[Opening Data section]

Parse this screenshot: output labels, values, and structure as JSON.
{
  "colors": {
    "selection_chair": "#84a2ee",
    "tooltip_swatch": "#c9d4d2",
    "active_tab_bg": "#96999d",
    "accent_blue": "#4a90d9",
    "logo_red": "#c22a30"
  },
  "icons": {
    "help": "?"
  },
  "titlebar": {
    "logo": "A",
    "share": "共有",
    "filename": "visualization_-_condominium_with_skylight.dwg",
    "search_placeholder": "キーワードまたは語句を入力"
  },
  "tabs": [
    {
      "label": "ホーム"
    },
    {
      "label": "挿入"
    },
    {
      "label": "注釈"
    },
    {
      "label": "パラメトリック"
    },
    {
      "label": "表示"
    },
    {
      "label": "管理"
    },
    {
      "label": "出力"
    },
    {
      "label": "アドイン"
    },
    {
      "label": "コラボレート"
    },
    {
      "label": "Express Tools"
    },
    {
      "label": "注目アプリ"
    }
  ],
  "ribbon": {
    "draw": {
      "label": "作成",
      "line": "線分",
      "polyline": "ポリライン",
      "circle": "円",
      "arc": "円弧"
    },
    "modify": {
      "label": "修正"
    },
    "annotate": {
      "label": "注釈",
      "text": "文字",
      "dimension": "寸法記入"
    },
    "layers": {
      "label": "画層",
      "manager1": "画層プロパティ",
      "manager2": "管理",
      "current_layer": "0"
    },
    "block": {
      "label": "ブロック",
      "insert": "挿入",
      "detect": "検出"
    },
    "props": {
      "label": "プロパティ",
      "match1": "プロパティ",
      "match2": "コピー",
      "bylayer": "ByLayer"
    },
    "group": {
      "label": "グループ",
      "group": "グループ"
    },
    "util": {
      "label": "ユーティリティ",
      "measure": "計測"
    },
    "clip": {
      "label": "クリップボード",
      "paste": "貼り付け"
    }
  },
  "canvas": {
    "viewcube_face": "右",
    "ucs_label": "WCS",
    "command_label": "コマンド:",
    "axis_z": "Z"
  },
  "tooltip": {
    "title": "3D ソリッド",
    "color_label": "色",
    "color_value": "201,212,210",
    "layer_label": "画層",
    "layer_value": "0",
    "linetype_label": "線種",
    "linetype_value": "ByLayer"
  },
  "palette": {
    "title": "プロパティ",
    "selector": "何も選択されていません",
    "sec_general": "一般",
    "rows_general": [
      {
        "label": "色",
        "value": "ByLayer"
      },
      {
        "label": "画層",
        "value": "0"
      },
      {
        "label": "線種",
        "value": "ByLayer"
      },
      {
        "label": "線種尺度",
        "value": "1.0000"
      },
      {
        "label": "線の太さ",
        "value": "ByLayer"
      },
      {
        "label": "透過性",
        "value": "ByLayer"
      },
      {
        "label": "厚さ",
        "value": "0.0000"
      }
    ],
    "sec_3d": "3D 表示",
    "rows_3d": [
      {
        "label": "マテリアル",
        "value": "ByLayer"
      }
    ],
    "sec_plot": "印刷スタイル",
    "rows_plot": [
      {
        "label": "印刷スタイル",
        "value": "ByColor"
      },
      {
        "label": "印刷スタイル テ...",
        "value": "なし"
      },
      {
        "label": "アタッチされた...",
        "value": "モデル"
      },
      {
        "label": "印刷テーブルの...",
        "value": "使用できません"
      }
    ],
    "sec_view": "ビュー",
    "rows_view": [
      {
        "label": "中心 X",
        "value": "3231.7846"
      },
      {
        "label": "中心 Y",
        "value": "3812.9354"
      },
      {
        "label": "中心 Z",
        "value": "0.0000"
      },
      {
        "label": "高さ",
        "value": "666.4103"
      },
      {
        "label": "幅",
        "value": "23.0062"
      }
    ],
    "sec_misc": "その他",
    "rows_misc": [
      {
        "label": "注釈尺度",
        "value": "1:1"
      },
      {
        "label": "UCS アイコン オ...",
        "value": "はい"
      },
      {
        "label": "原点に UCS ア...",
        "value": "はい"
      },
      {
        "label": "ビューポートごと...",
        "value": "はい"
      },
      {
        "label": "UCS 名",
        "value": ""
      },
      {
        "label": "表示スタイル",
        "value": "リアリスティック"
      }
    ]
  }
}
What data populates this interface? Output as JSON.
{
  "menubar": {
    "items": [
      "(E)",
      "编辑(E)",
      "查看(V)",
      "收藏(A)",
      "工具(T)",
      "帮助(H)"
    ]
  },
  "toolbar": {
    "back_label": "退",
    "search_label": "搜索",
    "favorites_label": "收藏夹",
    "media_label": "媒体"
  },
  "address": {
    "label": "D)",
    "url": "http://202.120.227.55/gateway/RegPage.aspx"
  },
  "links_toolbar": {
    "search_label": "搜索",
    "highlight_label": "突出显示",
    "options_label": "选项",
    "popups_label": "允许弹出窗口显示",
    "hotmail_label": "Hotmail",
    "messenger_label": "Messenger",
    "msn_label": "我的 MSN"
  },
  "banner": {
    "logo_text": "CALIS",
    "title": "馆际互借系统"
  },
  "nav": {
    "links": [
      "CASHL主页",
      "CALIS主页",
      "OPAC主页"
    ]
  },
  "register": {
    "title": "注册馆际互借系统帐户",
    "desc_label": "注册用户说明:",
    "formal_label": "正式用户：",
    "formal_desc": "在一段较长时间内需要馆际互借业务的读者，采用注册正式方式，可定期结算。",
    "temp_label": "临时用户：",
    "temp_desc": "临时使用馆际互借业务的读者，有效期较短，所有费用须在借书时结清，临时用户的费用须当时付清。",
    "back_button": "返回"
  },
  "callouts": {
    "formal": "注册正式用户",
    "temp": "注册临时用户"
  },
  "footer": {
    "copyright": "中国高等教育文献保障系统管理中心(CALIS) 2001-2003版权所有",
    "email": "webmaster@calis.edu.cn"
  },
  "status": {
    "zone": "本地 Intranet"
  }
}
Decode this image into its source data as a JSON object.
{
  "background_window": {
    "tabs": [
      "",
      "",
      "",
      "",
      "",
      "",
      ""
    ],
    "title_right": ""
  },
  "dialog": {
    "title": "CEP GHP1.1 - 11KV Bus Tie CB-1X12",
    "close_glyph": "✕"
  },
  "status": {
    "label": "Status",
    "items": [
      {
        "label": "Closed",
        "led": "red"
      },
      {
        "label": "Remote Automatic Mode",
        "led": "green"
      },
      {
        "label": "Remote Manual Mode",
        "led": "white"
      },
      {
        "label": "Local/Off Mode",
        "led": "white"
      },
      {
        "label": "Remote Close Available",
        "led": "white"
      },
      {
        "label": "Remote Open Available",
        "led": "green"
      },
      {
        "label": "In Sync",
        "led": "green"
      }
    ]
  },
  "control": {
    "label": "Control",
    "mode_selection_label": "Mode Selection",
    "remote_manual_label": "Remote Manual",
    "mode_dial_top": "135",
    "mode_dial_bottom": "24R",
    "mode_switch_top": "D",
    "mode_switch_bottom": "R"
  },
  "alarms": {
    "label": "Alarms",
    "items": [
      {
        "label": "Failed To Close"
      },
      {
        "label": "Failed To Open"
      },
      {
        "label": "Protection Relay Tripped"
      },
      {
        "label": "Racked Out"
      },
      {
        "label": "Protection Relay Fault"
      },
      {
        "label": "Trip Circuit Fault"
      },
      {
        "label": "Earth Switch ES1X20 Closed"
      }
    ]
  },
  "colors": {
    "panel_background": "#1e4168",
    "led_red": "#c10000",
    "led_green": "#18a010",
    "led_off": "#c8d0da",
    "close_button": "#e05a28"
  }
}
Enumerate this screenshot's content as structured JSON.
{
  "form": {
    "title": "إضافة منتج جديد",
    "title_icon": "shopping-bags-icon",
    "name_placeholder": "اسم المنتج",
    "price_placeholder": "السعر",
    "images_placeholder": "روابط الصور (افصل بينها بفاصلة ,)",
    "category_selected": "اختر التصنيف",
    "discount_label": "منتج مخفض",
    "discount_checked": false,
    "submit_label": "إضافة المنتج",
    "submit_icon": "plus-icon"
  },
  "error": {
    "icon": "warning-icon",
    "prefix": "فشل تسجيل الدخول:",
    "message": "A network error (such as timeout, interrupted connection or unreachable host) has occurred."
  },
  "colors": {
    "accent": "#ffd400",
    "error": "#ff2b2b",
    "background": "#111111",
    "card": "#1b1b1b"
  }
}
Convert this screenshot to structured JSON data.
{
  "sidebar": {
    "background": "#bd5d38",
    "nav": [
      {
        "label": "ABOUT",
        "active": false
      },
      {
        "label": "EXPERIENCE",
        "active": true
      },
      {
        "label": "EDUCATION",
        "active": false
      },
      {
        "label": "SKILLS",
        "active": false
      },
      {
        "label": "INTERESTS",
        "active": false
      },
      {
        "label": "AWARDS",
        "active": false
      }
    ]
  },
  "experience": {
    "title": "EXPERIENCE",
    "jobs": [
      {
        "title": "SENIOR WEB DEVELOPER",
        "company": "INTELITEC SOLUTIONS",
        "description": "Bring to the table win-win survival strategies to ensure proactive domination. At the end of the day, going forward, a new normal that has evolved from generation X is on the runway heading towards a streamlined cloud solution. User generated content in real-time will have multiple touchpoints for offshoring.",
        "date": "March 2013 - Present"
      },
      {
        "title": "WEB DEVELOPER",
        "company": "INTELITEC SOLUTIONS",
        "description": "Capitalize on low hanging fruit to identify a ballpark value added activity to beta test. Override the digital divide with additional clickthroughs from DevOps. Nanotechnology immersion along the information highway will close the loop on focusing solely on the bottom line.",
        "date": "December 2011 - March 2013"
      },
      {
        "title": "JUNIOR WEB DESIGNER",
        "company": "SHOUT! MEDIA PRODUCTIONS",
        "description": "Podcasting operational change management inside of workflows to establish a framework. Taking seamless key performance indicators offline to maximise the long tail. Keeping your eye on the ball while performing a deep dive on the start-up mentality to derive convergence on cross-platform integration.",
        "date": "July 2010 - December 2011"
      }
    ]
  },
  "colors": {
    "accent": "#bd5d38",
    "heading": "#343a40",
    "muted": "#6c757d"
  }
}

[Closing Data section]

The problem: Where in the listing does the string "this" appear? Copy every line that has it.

Answer space:
Parse this screenshot: output labels, values, and structure as JSON.
What data populates this interface? Output as JSON.
Decode this image into its source data as a JSON object.
Enumerate this screenshot's content as structured JSON.
Convert this screenshot to structured JSON data.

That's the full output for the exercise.